This past Wednesday, we were privileged to attend Trinity’s Mission Day, which was like a one-day mini-conference on Anglican missionary work. We were in workshops and discussions and gatherings all day, and of course, I knit the whole time. As I sat there, listening to the stories of those who have spent their lives doing daring things for the Kingdom of God, I looked at my sock and felt a little silly. Was I really going to push myself to meet a completely arbitrary, self-imposed knitting deadline when there are so many bigger needs to put real effort into? This is a question I am going to have to ponder in a more long-term fashion.
But for now, the answer is yes. Because I am ornery.
I finished the Fuscia Kilt Hose today with about 8 hours to spare before the close of (s)October.
There was some discussion the other day about what the singular of “hose” is. Is it hosen? hoser? hosum? ho?
Pattern Review: “Scottische Kilt Hose” in Nancy Bush’s Folk Socks are probably the largest pair of socks in the book. But, frankly, the gauge is not that tiny, so they go surprisingly fast. Don’t quote me on that, though – This is my third pair of knee-length socks in five months. My perspective is a little skewed. My gauge was a little finer than recommended in the book – 8 st/in on US2 needles – so I adjusted the pattern as follows: I cast on 91 stitches, did an extra repeat of the argyle lace, and in the main body of the sock I added 1 stitch to the stockinette portion of the rib so there are 6 knits in between. You’ll know what I mean if you do it, I think. All other changes were proportional, so you’ll have to figure that out for yourself. The little lace bit down the leg and foot was repetitive, but not mind-numbing. The fold-over faux-argyle lace is quite charming, as is the picot edge (though attaching the hem was among the most fiddly manouvers I’ve ever performed). And when I’m wearing pants, I can just flip the fold-over bit back up over my knees, and the socks will stay on even better.

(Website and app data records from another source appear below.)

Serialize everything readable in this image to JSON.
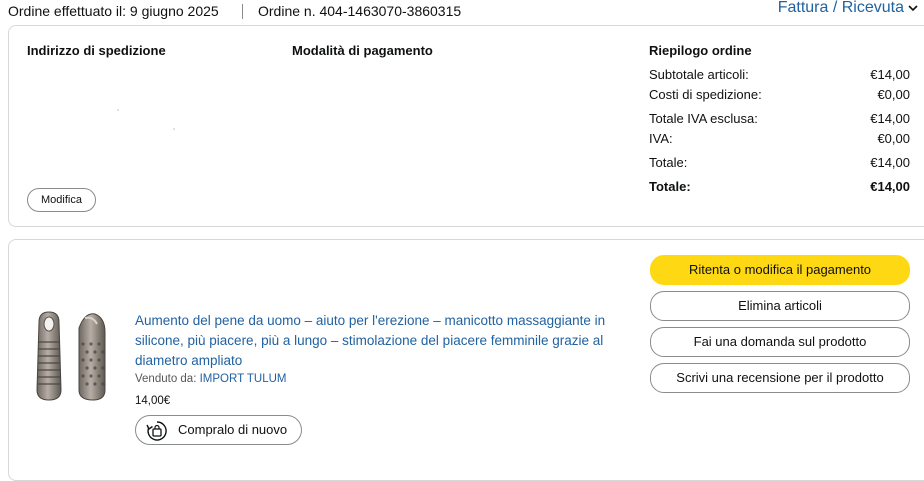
{
  "header": {
    "order_date": "Ordine effettuato il: 9 giugno 2025",
    "order_number": "Ordine n. 404-1463070-3860315",
    "invoice_link": "Fattura / Ricevuta"
  },
  "details": {
    "shipping_address_heading": "Indirizzo di spedizione",
    "payment_method_heading": "Modalità di pagamento",
    "summary_heading": "Riepilogo ordine",
    "edit_button": "Modifica",
    "summary_rows": [
      {
        "label": "Subtotale articoli:",
        "value": "€14,00"
      },
      {
        "label": "Costi di spedizione:",
        "value": "€0,00"
      },
      {
        "label": "Totale IVA esclusa:",
        "value": "€14,00"
      },
      {
        "label": "IVA:",
        "value": "€0,00"
      },
      {
        "label": "Totale:",
        "value": "€14,00"
      },
      {
        "label": "Totale:",
        "value": "€14,00"
      }
    ]
  },
  "item": {
    "title": "Aumento del pene da uomo – aiuto per l'erezione – manicotto massaggiante in silicone, più piacere, più a lungo – stimolazione del piacere femminile grazie al diametro ampliato",
    "sold_by_label": "Venduto da:",
    "seller": "IMPORT TULUM",
    "price": "14,00€",
    "buy_again_button": "Compralo di nuovo"
  },
  "actions": {
    "retry_payment": "Ritenta o modifica il pagamento",
    "delete_items": "Elimina articoli",
    "ask_question": "Fai una domanda sul prodotto",
    "write_review": "Scrivi una recensione per il prodotto"
  },
  "colors": {
    "link": "#2162a1",
    "primary_button": "#ffd814",
    "border": "#d5d9d9"
  },
  "icons": {
    "invoice_dropdown": "chevron-down-icon",
    "buy_again": "reorder-bag-icon"
  }
}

I suspected it, but it was completely confirmed after pair #3, that the real reason I love knee length socks is that I think calf decreases along a fake seam line are incredibly sexy.

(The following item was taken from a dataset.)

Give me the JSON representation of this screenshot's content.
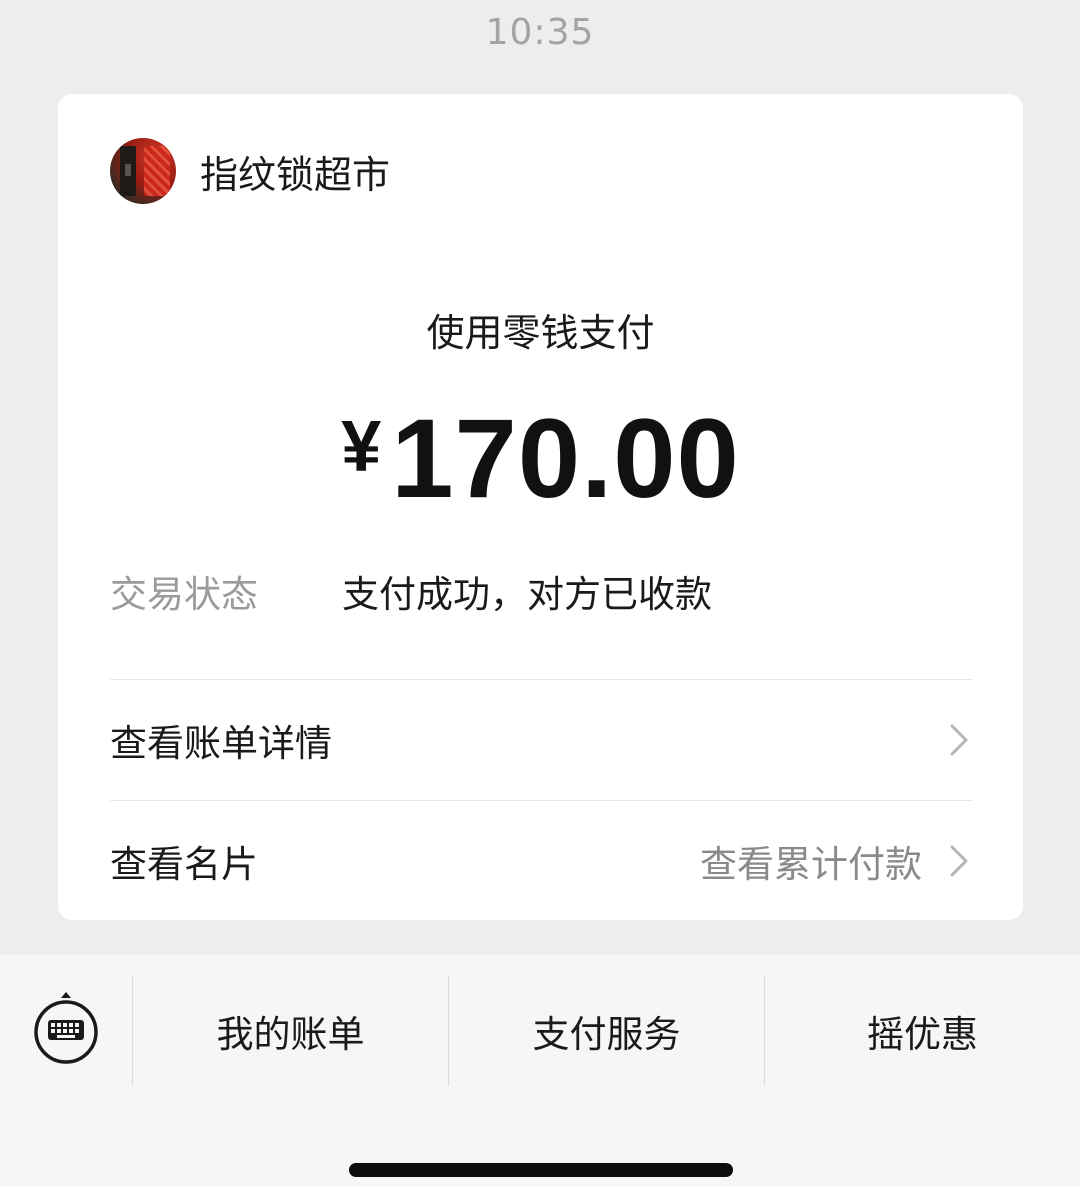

Yarn review: The only reason I am using this yarn – “Nature Spun Fingering” by Brown Sheep – is because I inherited it from Jonica after it made her fingers bleed. So if your digits are in any way sensitive, this is not the yarn for you. I didn’t mind working with it at all – but then again, I’ve almost worn off my fingerprints. I like the way it is a bit heathered and interesting looking, and it was a dream after Pace (God bless Universal Yarns, but really, I think anything might be better than Pace). Not to mention that there was so much yardage in this stuff that I finished both socks with only 2.25 50-gram balls! The stuff has other drawbacks, though. It is quite fine, so it really should be used at a tighter gauge than I did if you want it to stand the test of footwear. (I don’t mind because I think these will be special occasion socks.) Also, it is not machine washable, so don’t set yourself up for tragedy.

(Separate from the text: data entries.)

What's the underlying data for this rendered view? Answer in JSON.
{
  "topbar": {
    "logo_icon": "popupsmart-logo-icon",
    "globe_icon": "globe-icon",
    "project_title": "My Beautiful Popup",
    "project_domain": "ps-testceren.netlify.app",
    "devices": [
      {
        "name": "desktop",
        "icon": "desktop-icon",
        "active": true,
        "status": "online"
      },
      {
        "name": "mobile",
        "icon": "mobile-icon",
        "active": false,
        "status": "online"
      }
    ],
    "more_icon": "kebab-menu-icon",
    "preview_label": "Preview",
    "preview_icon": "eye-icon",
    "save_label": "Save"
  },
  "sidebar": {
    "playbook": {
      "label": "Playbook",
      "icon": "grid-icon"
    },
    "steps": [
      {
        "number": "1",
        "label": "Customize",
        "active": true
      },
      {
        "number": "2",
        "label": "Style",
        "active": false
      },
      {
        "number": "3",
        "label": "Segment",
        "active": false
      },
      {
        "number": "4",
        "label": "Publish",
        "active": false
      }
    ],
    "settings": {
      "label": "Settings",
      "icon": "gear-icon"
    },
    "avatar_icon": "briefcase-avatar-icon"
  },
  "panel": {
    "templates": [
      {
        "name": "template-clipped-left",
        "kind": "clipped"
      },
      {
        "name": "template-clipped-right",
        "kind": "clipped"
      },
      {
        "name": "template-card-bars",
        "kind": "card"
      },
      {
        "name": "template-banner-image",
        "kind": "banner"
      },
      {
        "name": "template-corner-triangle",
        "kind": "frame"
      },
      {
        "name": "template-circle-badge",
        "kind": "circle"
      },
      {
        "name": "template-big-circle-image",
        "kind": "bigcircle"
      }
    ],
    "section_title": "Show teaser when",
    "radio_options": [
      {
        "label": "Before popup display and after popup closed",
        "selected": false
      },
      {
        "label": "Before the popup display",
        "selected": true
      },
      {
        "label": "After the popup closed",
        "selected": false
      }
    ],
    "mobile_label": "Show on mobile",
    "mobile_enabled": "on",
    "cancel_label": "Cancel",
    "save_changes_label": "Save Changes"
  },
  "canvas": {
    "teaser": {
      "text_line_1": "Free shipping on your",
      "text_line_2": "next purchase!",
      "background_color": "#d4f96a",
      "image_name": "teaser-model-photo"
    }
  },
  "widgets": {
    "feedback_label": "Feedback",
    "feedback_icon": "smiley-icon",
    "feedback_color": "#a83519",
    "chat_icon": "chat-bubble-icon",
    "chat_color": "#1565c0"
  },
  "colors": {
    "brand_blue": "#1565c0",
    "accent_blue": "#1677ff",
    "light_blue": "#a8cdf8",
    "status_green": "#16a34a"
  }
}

Because of the flipped cuff, and the fact that most socks shorten when they stretch over the leg, I was a little curious as to how many inches of tube I had actually knit to accomplish these socks:
…Yeah. 50 inches. Fear me, the universe… I can… knit long tubes.
Now the real question is, why don’t I own a kilt?